Pots that were used to extract asphalt.
2 (bottom, p. 60):
Asphalt was used as adhesion to repair potteries and clay figurines, and to attach stone arrowheads to shafts. In this site at the northern tip of the Japanese Archipelago, asphalt was used for bonding stone arrowheads to the tips of fish spears. Most of the asphalt used in this site was from Niigata prefecture, but part of it was from Sakhalin.
3 (right top, p. 60):
A pottery filled with asphalt was excavated from a site in Hokkaido.
4 (right, second from top, p. 60):

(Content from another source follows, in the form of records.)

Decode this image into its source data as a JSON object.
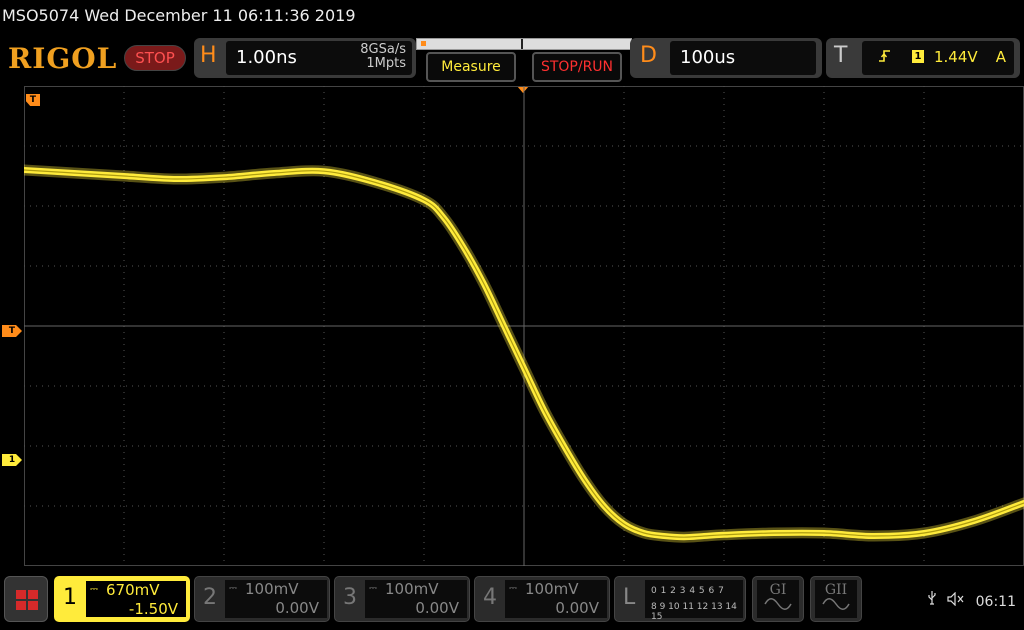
{
  "title_bar": {
    "text": "MSO5074  Wed December 11 06:11:36 2019"
  },
  "header": {
    "logo": "RIGOL",
    "run_state": "STOP",
    "horizontal": {
      "letter": "H",
      "timebase": "1.00ns",
      "sample_rate": "8GSa/s",
      "memory_depth": "1Mpts"
    },
    "measure_label": "Measure",
    "stop_run_label": "STOP/RUN",
    "delay": {
      "letter": "D",
      "value": "100us"
    },
    "trigger": {
      "letter": "T",
      "edge_icon": "rising-edge-icon",
      "source": "1",
      "level": "1.44V",
      "mode": "A"
    }
  },
  "markers": {
    "top_trigger": "T",
    "trigger_level": "T",
    "channel1": "1"
  },
  "channels": [
    {
      "number": "1",
      "coupling": "⎓",
      "scale": "670mV",
      "offset": "-1.50V",
      "active": true
    },
    {
      "number": "2",
      "coupling": "⎓",
      "scale": "100mV",
      "offset": "0.00V",
      "active": false
    },
    {
      "number": "3",
      "coupling": "⎓",
      "scale": "100mV",
      "offset": "0.00V",
      "active": false
    },
    {
      "number": "4",
      "coupling": "⎓",
      "scale": "100mV",
      "offset": "0.00V",
      "active": false
    }
  ],
  "logic": {
    "letter": "L",
    "row1": "0 1 2 3  4 5 6 7",
    "row2": "8 9 10 11 12 13 14 15"
  },
  "generators": [
    {
      "label": "GI"
    },
    {
      "label": "GII"
    }
  ],
  "status": {
    "usb_icon": "usb-icon",
    "speaker_icon": "speaker-muted-icon",
    "time": "06:11"
  },
  "colors": {
    "ch1": "#ffeb3b",
    "accent": "#ff8c1a",
    "grid": "#555555",
    "stop": "#ff3030"
  },
  "chart_data": {
    "type": "line",
    "grid": true,
    "divisions": {
      "x": 10,
      "y": 8
    },
    "series": [
      {
        "x": [
          0,
          0.5,
          1,
          1.5,
          2,
          2.5,
          3,
          3.5,
          4,
          4.2,
          4.4,
          4.6,
          4.8,
          5.0,
          5.2,
          5.4,
          5.6,
          5.8,
          6.0,
          6.2,
          6.4,
          6.6,
          6.8,
          7.0,
          7.5,
          8,
          8.5,
          9,
          9.5,
          10
        ],
        "y": [
          6.6,
          6.55,
          6.5,
          6.45,
          6.48,
          6.55,
          6.58,
          6.4,
          6.1,
          5.8,
          5.3,
          4.7,
          4.0,
          3.3,
          2.6,
          2.0,
          1.45,
          1.0,
          0.7,
          0.55,
          0.5,
          0.48,
          0.5,
          0.52,
          0.55,
          0.55,
          0.5,
          0.55,
          0.75,
          1.05
        ]
      }
    ]
  }
}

There are traces of asphalt on the fractured parts of stone figurines.
5 (left top, p. 61):
The site of a mining company that dug oil sand infiltrated with crude oil. The Jomon people heated oil sand and separated the oil from the sand, and thus extracted asphalt from crude oil.
6 (middle left, p. 61):
Red-ocher rouge, the pigment of the Jomon period, was preserved in a deep pot.
7 (bottom left, p. 61):
A grinding slab and a grindstone that have traces of powdered red-ocher rouge.
8 (top right, p. 61), 9 (second top right, p. 61):
The Jomon people started to use lacquer at early periods. There is an excavated lacquered object dated to 9,000 years ago.
A wooden bowl 46 cm in diameter and 1 cm in thickness was excavated from a swamp. It is painted with red lacquer, and the upper part of the handle has traces of mother-of-pearl work where round caps of spiral shells were put.
10 (right, second from bottom, p. 61), 11 (right bottom, p. 61):
It appears to be a bow used for rituals, painted with red lacquer. A string was wrapped around on this red lacquered bow.